Packing your life into two suitcases and moving across the world to an unknown life is tough. I knew that it would be when I applied.
(The hardest job you’ll ever love is what they say.)
I didn’t realize though, how hard goodbyes would be.
They talk about missing home, about new cultural norms, new food, and all the other factors of adjustment and integration. But then a year into service, the previous group of volunteers heads for home. They don’t tell you about sending home a group of friends week by week and all the goodbyes you have to say.
When a volunteer finishes their service, we call it COS, close of service.
I’ve been saying goodbye to COSing friends since August, which has been no picnic. This month we also had to say goodbye to one of our real gems, our Country Director, Corey.
I often tell people that getting placed in Macedonia is like hitting the jackpot. Corey is a huge part of that.
From the first day we met her in PST, we knew she was a positive force to be reckoned with. She has done and seen more in her life so far than many could do with several lifetimes.
Peace Corps Macedonia won’t be the same without her.
When she announced her departure, the planning to send her off in style began almost immediately.
True to character, she opened up her home to as many volunteers that could attend a sendoff party, hosting more than 60 of us for an amazing afternoon of food, laughter, several rounds of tears, and of course rakija and oro.
We had a number of gifts for her: a mug covered in photos of her time here (because every COSing volunteer gets a Peace Corps mug), a customized wooden bottle of rakija, carved by workers at one of our volunteer’s organizations, a book of letters and notes from volunteers, and a video compilation of messages – including a farewell parody of Love, Actually, aptly titled Corey, Actually.
(To us, she is perfect.)
The day was over much too quickly, but no one left without a personal word and a big hug from Corey. (Little does she know that as soon as we get back to America, we’re all stopping by for dinner at her place.)
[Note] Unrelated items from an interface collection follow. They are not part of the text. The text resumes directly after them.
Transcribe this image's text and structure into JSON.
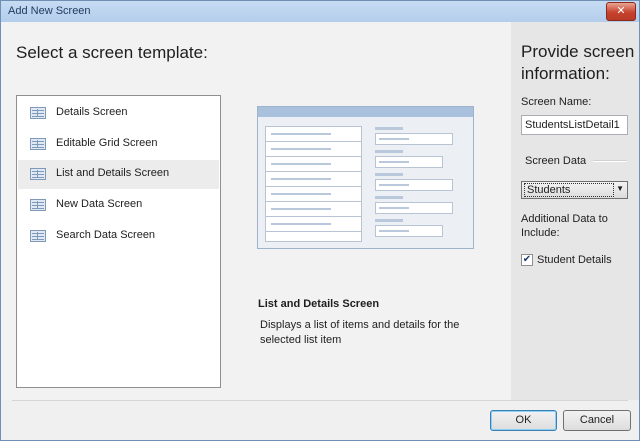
{
  "window": {
    "title": "Add New Screen",
    "close_glyph": "✕"
  },
  "left": {
    "heading": "Select a screen template:",
    "templates": [
      {
        "label": "Details Screen",
        "icon": "details-screen-icon"
      },
      {
        "label": "Editable Grid Screen",
        "icon": "grid-screen-icon"
      },
      {
        "label": "List and Details Screen",
        "icon": "list-details-screen-icon",
        "selected": true
      },
      {
        "label": "New Data Screen",
        "icon": "new-data-screen-icon"
      },
      {
        "label": "Search Data Screen",
        "icon": "search-data-screen-icon"
      }
    ],
    "description": {
      "title": "List and Details Screen",
      "text": "Displays a list of items and details for the selected list item"
    }
  },
  "right": {
    "heading": "Provide screen information:",
    "screen_name_label": "Screen Name:",
    "screen_name_value": "StudentsListDetail1",
    "screen_data_label": "Screen Data",
    "screen_data_selected": "Students",
    "additional_data_label": "Additional Data to Include:",
    "student_details_label": "Student Details",
    "student_details_checked": true
  },
  "footer": {
    "ok_label": "OK",
    "cancel_label": "Cancel"
  },
  "colors": {
    "titlebar": "#b9d1ee",
    "close": "#c7432d",
    "accent": "#3c7fb1"
  }
}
I hate all the goodbyes, but I know I’m lucky to have so many wonderful people in my life here who make the goodbyes so hard.
I just hope our next country director is a hugger.